Edgar Allan Poe’s “The Cask of Amontillado” is a masterpiece of Gothic literature that has stood the test of time. The story is a perfect blend of allegory, symbolism, irony, and imagery, which creates a sense of horror and terror in the minds of readers. The story is about revenge, murder, and pride, which are recurring themes in Poe’s literary works.
The protagonist and narrator of the story, Montresor, seeks revenge on his wealthy friend Fortunato, who has insulted him many times. Montresor cunningly uses Fortunato’s fondness for wines as an excuse to trap him and ultimately kill him. Montresor uses Luchresi’s name, Fortunato’s contemporary in the connoisseurship of wine, to deceive him into coming with him to taste the Amontillado wine.

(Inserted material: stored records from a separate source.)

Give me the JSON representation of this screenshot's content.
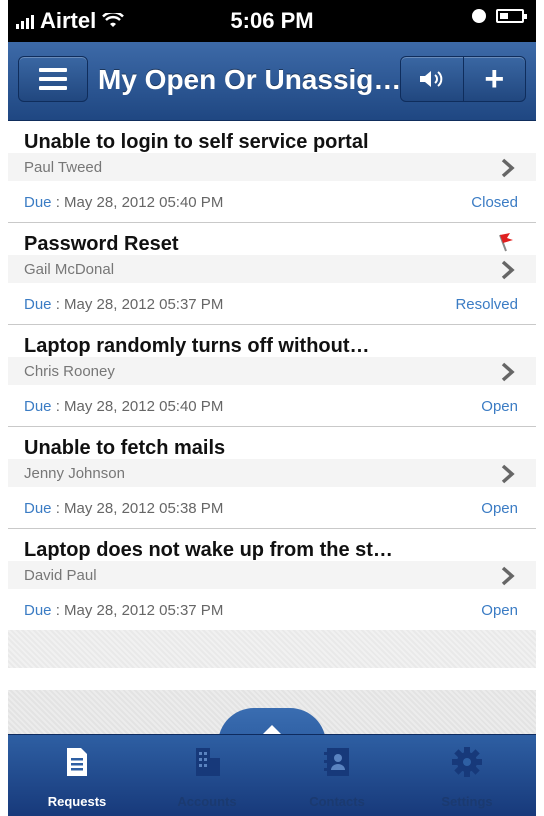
{
  "status_bar": {
    "carrier": "Airtel",
    "time": "5:06 PM"
  },
  "nav": {
    "title": "My Open Or Unassig…",
    "plus_label": "+"
  },
  "requests": [
    {
      "title": "Unable to login to self service portal",
      "requester": "Paul Tweed",
      "due_label": "Due",
      "due": "May 28, 2012 05:40 PM",
      "status": "Closed",
      "flagged": false
    },
    {
      "title": "Password Reset",
      "requester": "Gail McDonal",
      "due_label": "Due",
      "due": "May 28, 2012 05:37 PM",
      "status": "Resolved",
      "flagged": true
    },
    {
      "title": "Laptop randomly turns off without…",
      "requester": "Chris Rooney",
      "due_label": "Due",
      "due": "May 28, 2012 05:40 PM",
      "status": "Open",
      "flagged": false
    },
    {
      "title": "Unable to fetch mails",
      "requester": "Jenny Johnson",
      "due_label": "Due",
      "due": "May 28, 2012 05:38 PM",
      "status": "Open",
      "flagged": false
    },
    {
      "title": "Laptop does not wake up from the st…",
      "requester": "David Paul",
      "due_label": "Due",
      "due": "May 28, 2012 05:37 PM",
      "status": "Open",
      "flagged": false
    }
  ],
  "tabs": [
    {
      "label": "Requests",
      "icon": "document-icon",
      "active": true
    },
    {
      "label": "Accounts",
      "icon": "building-icon",
      "active": false
    },
    {
      "label": "Contacts",
      "icon": "contact-book-icon",
      "active": false
    },
    {
      "label": "Settings",
      "icon": "gear-icon",
      "active": false
    }
  ],
  "colors": {
    "nav": "#2e5fa3",
    "link": "#3b7cc4"
  }
}
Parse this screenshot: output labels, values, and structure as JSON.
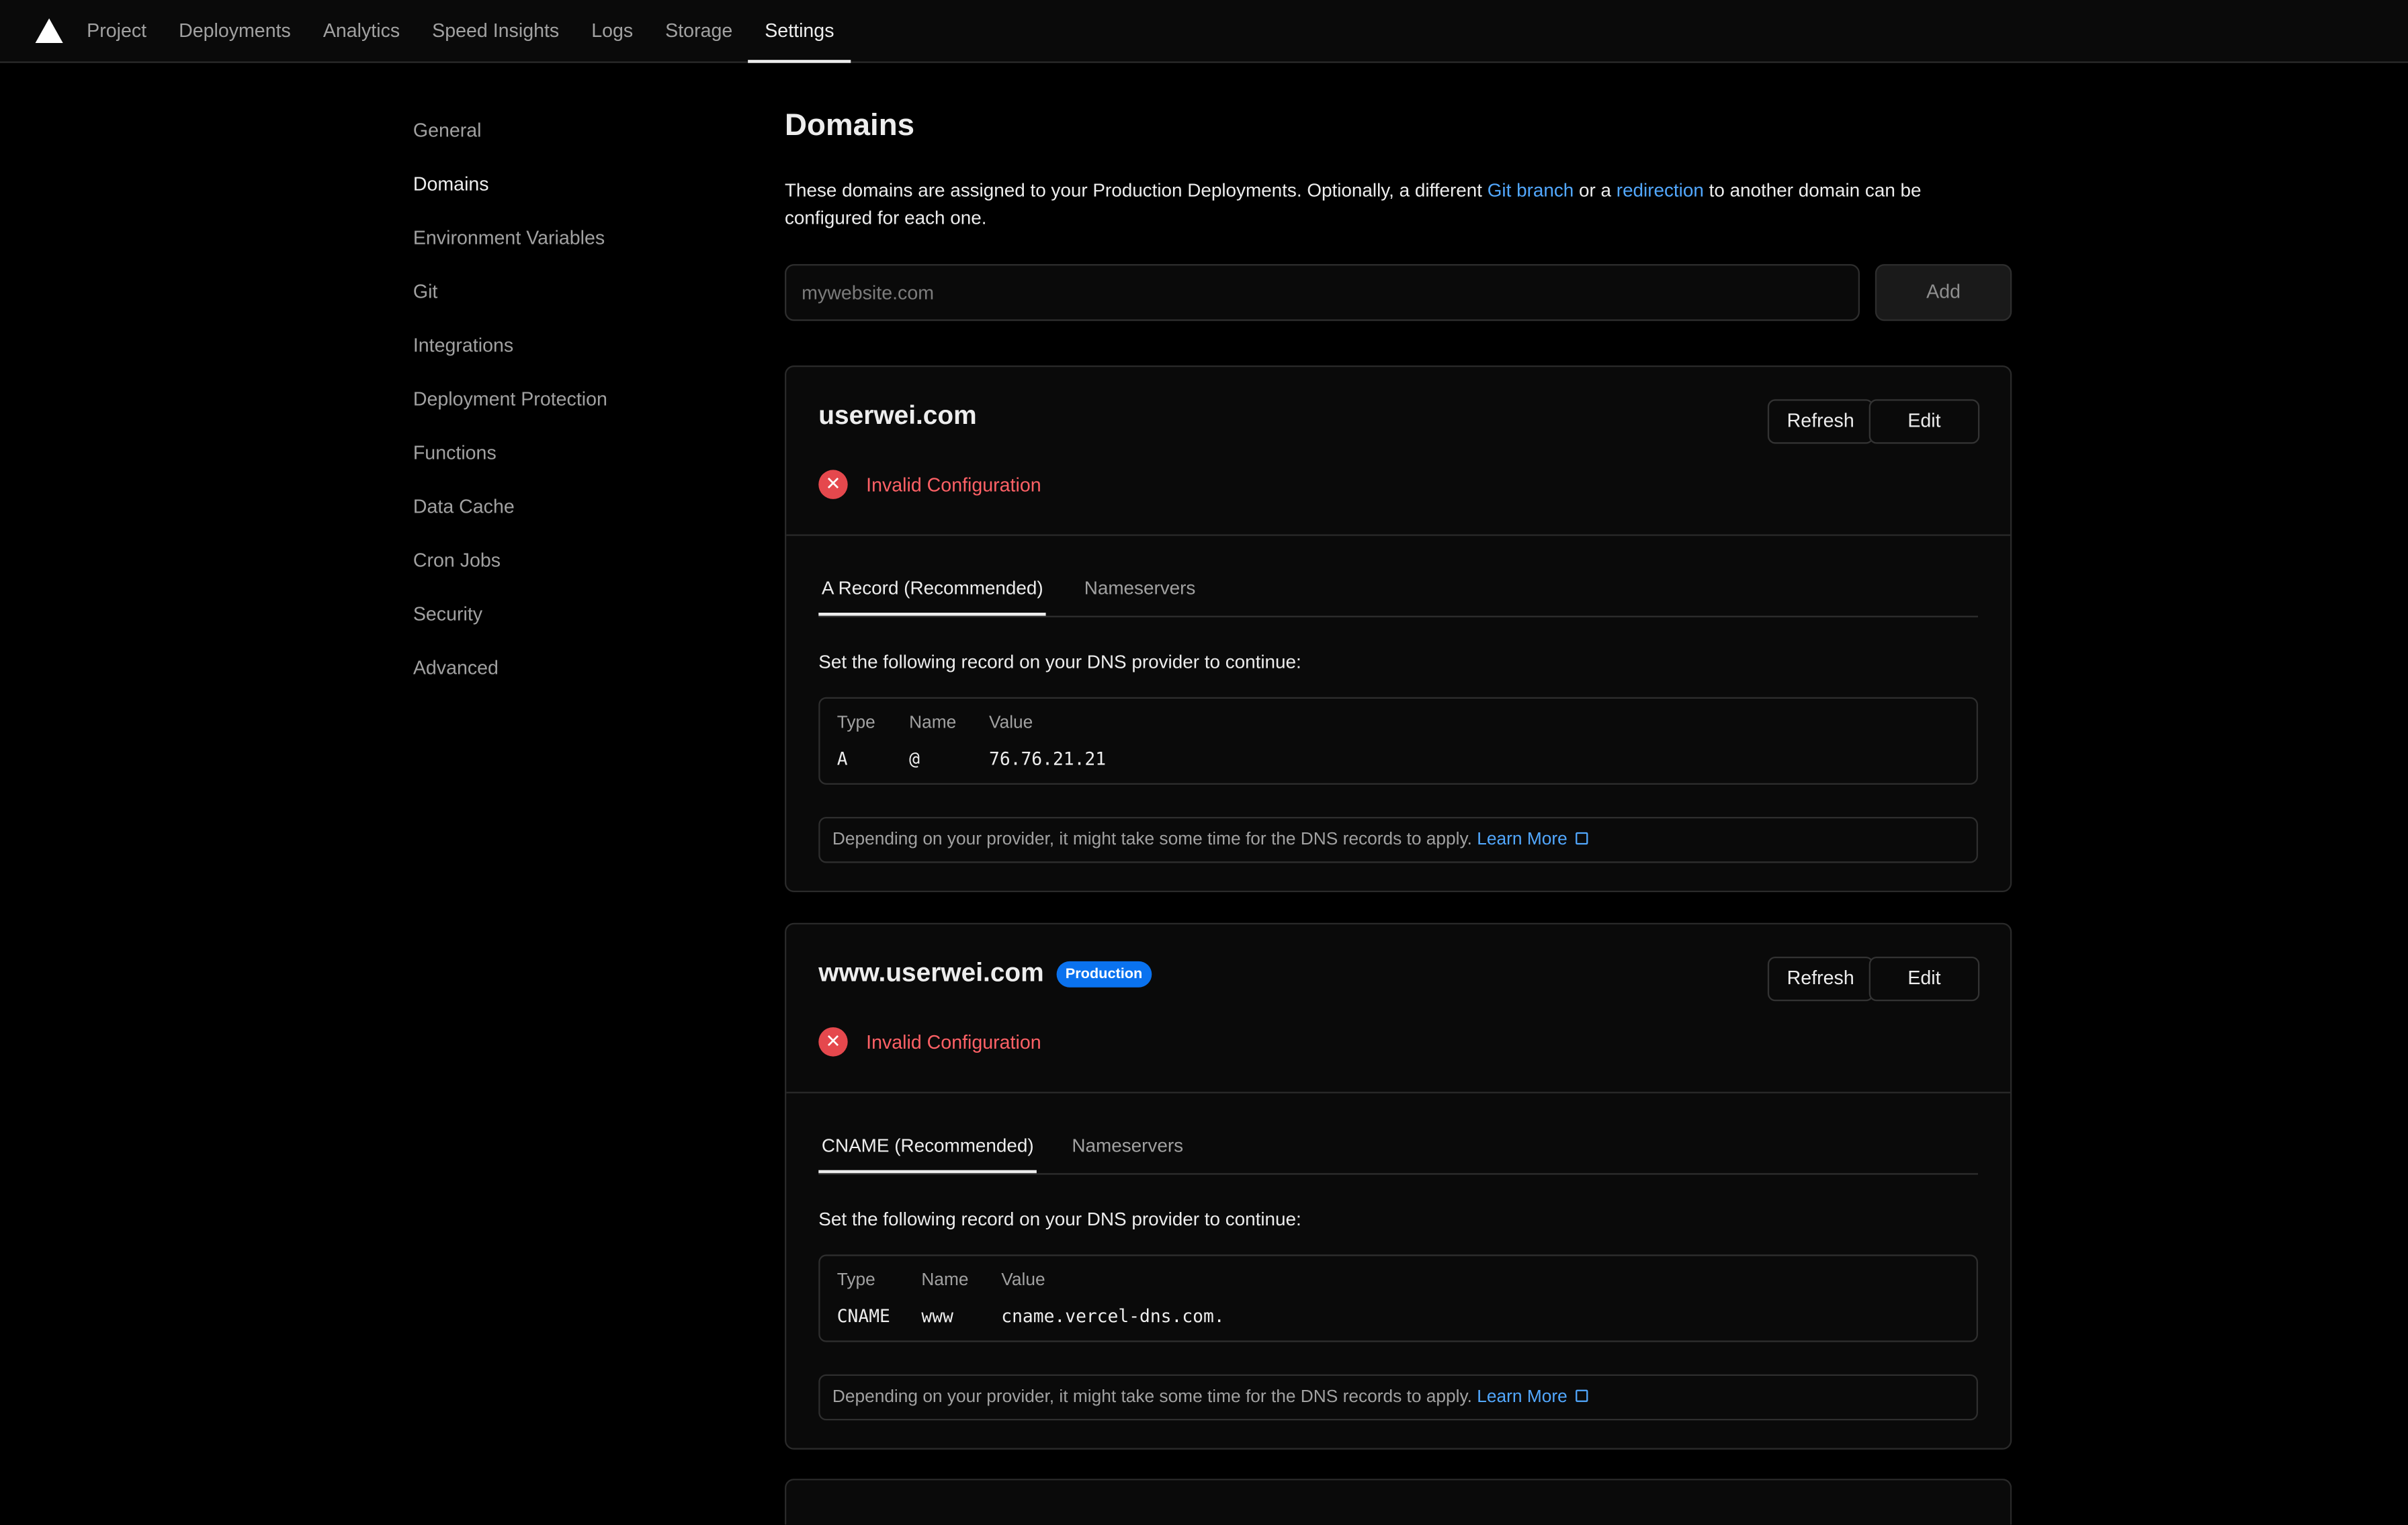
{
  "nav": {
    "tabs": [
      "Project",
      "Deployments",
      "Analytics",
      "Speed Insights",
      "Logs",
      "Storage",
      "Settings"
    ],
    "active": "Settings"
  },
  "sidebar": {
    "items": [
      "General",
      "Domains",
      "Environment Variables",
      "Git",
      "Integrations",
      "Deployment Protection",
      "Functions",
      "Data Cache",
      "Cron Jobs",
      "Security",
      "Advanced"
    ],
    "active": "Domains"
  },
  "main": {
    "title": "Domains",
    "description": {
      "part1": "These domains are assigned to your Production Deployments. Optionally, a different ",
      "link1": "Git branch",
      "part2": " or a ",
      "link2": "redirection",
      "part3": " to another domain can be configured for each one."
    },
    "input_placeholder": "mywebsite.com",
    "add_label": "Add"
  },
  "domains": [
    {
      "name": "userwei.com",
      "badge": "",
      "refresh_label": "Refresh",
      "edit_label": "Edit",
      "status": "Invalid Configuration",
      "tabs": [
        "A Record (Recommended)",
        "Nameservers"
      ],
      "instruction": "Set the following record on your DNS provider to continue:",
      "headers": [
        "Type",
        "Name",
        "Value"
      ],
      "record": [
        "A",
        "@",
        "76.76.21.21"
      ],
      "note": "Depending on your provider, it might take some time for the DNS records to apply.",
      "learn_more": "Learn More"
    },
    {
      "name": "www.userwei.com",
      "badge": "Production",
      "refresh_label": "Refresh",
      "edit_label": "Edit",
      "status": "Invalid Configuration",
      "tabs": [
        "CNAME (Recommended)",
        "Nameservers"
      ],
      "instruction": "Set the following record on your DNS provider to continue:",
      "headers": [
        "Type",
        "Name",
        "Value"
      ],
      "record": [
        "CNAME",
        "www",
        "cname.vercel-dns.com."
      ],
      "note": "Depending on your provider, it might take some time for the DNS records to apply.",
      "learn_more": "Learn More"
    }
  ],
  "colors": {
    "accent_link": "#52a8ff",
    "error": "#e5484d",
    "badge": "#0a72ef"
  }
}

They both descend into Montresor’s family vaults, where Montresor chains Fortunato to the stone and begins to wall up the narrow entrance of the crypts to trap him. Fortunato pleads with Montresor to release him, but Montresor ignores his pleas and continues to wall up the entrance. As the last stone is fitted, Montresor plasters the wall, and the jingling of Fortunato’s bell goes silent. Montresor ends the story with the Latin phrase, “Requiescat in pace” or “May he rest in peace.”
The story is rife with themes, such as revenge, deceit, foolishness, hypocrisy, and irony. Revenge is the central theme of the story, as Montresor seeks to avenge himself on Fortunato for the injuries and insults he has suffered. Deceit is also a significant theme, as Montresor cunningly deceives Fortunato into coming with him to the catacombs. Fortunato’s foolishness is shown when he ignores Montresor’s warnings and insists on descending into the damp catacombs. His foolishness ultimately leads to his tragic end.

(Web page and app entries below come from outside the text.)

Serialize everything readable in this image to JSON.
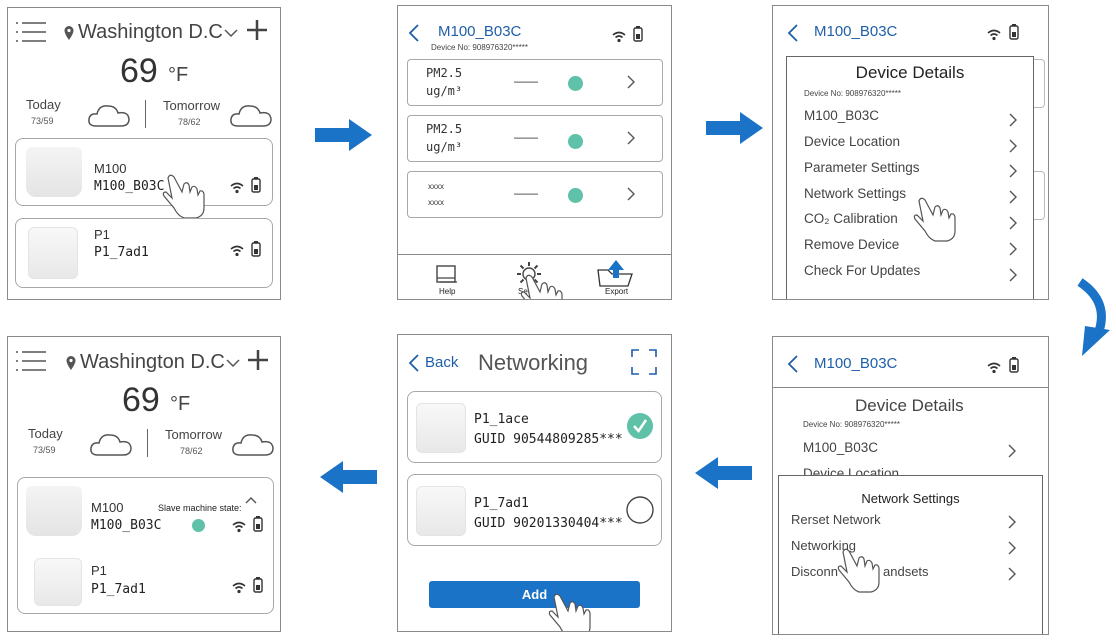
{
  "home": {
    "location": "Washington D.C",
    "temperature": "69",
    "unit": "°F",
    "today_label": "Today",
    "today_range": "73/59",
    "tomorrow_label": "Tomorrow",
    "tomorrow_range": "78/62",
    "devices": [
      {
        "type": "M100",
        "name": "M100_B03C"
      },
      {
        "type": "P1",
        "name": "P1_7ad1"
      }
    ],
    "slave_state_label": "Slave machine state:"
  },
  "device_screen": {
    "title": "M100_B03C",
    "device_no": "Device No: 908976320*****",
    "rows": [
      {
        "line1": "PM2.5",
        "line2": "ug/m³",
        "value": "——"
      },
      {
        "line1": "PM2.5",
        "line2": "ug/m³",
        "value": "——"
      },
      {
        "line1": "xxxx",
        "line2": "xxxx",
        "value": "——"
      }
    ],
    "toolbar": {
      "help": "Help",
      "settings": "Setti",
      "export": "Export"
    }
  },
  "details": {
    "title": "Device Details",
    "device_no": "Device No: 908976320*****",
    "items": [
      "M100_B03C",
      "Device Location",
      "Parameter Settings",
      "Network Settings",
      "CO₂ Calibration",
      "Remove Device",
      "Check For Updates"
    ]
  },
  "network_settings": {
    "title": "Network Settings",
    "items": [
      "Rerset Network",
      "Networking",
      "Disconnect Handsets"
    ],
    "disconnect_visible": "Disconn",
    "disconnect_tail": "andsets"
  },
  "networking": {
    "back": "Back",
    "title": "Networking",
    "devices": [
      {
        "name": "P1_1ace",
        "guid": "GUID 90544809285***",
        "selected": true
      },
      {
        "name": "P1_7ad1",
        "guid": "GUID 90201330404***",
        "selected": false
      }
    ],
    "add_label": "Add"
  },
  "colors": {
    "accent": "#1f5fa8",
    "status_dot": "#5fc1a8",
    "arrow": "#1a73c7"
  }
}
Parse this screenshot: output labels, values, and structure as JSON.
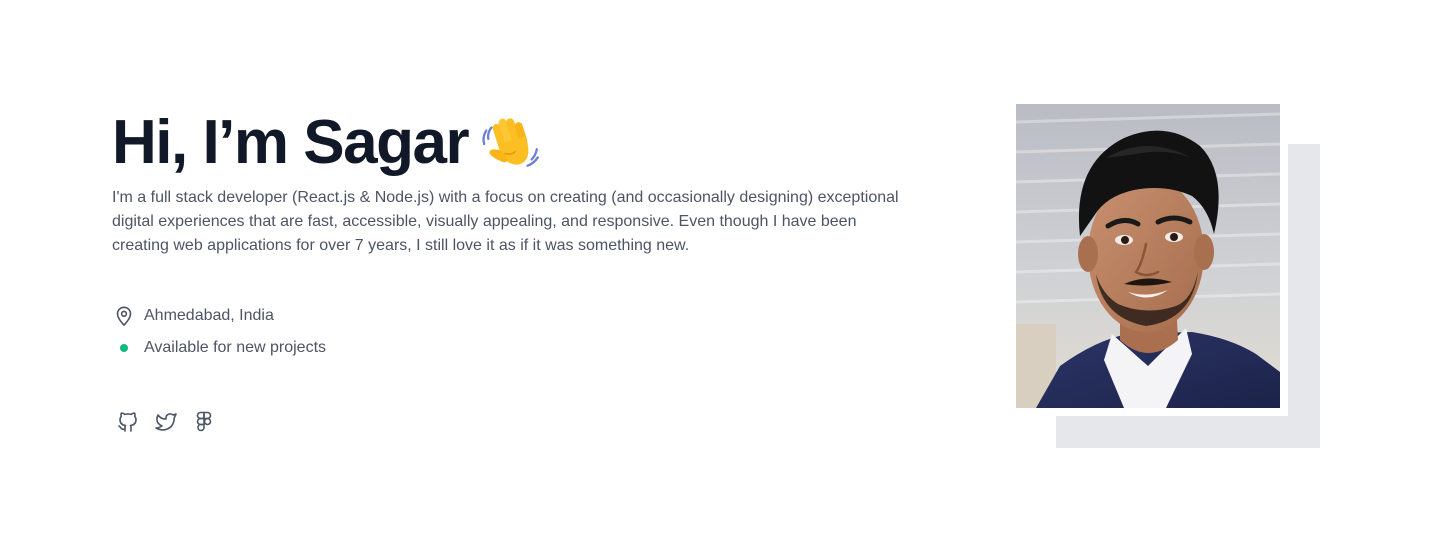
{
  "hero": {
    "title": "Hi, I’m Sagar",
    "emoji_icon": "waving-hand-icon",
    "intro": "I'm a full stack developer (React.js & Node.js) with a focus on creating (and occasionally designing) exceptional digital experiences that are fast, accessible, visually appealing, and responsive. Even though I have been creating web applications for over 7 years, I still love it as if it was something new.",
    "location": {
      "icon": "map-pin-icon",
      "text": "Ahmedabad, India"
    },
    "availability": {
      "icon": "status-dot",
      "text": "Available for new projects",
      "color": "#10b981"
    },
    "socials": [
      {
        "icon": "github-icon"
      },
      {
        "icon": "twitter-icon"
      },
      {
        "icon": "figma-icon"
      }
    ],
    "photo": {
      "backdrop_color": "#e5e7eb"
    }
  },
  "colors": {
    "heading": "#111827",
    "body": "#4b5563",
    "icon": "#4b5563"
  }
}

Hypocrisy is also a theme in the story, as Montresor pretends to be Fortunato’s friend when, in fact, he is his enemy. The irony is also heavily used in the story. Situational irony is seen when Fortunato, whose name means lucky, ironically meets his ill-fated end. Verbal irony is created when Montresor calls Fortunato “my dear” and “lucky” when, in fact, he is neither. Dramatic irony is also present in the story, as Fortunato’s appearance in a jester’s dress depicts that he is going to be ridiculed. Finally, the title of the story, “The Cask of Amontillado,” is also an irony, as Fortunato goes to taste the wine but ends up tasting death.

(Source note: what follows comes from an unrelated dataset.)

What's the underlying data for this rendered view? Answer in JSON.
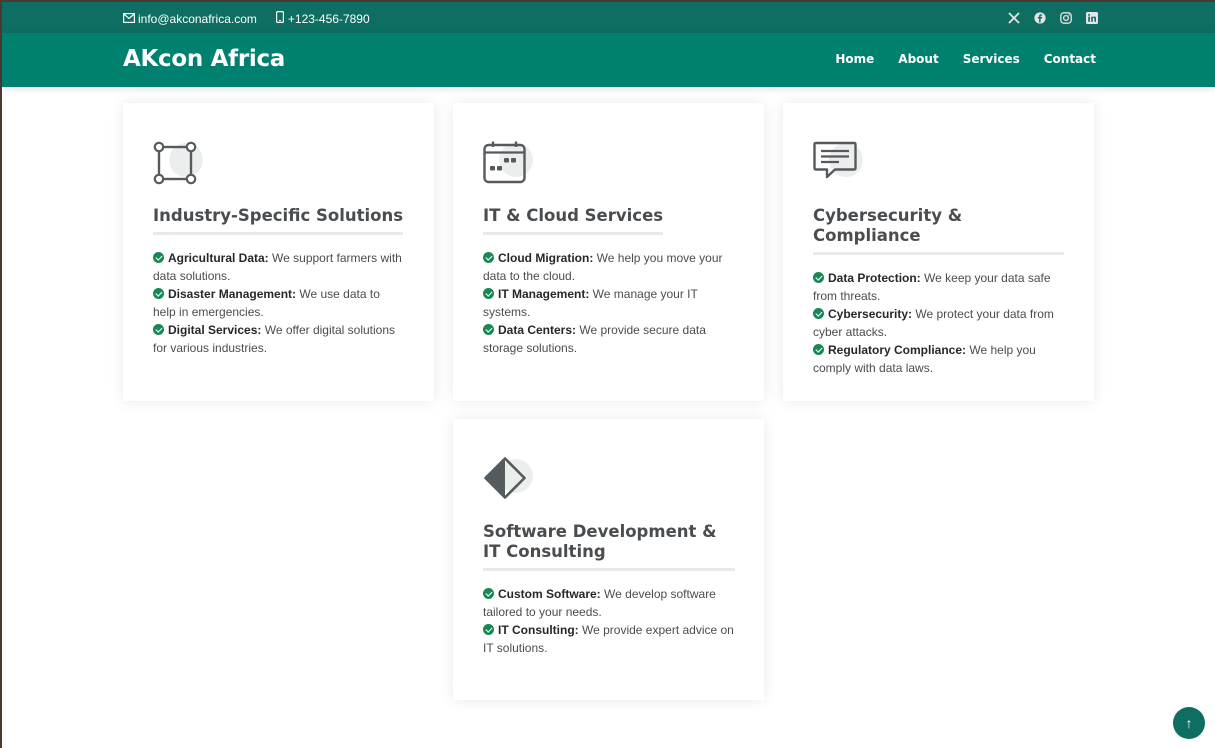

“The Cask of Amontillado” is a timeless masterpiece that has captured the imagination of readers for generations. Poe’s use of symbolism, allegory, imagery, and irony creates a sense of horror and terror in the minds of readers. The themes of revenge, deceit, foolishness, hypocrisy, and irony make the story a thought-provoking read that leaves a lasting impression. Poe’s literary genius is on full display in this story, making it a must-read for anyone interested in Gothic literature.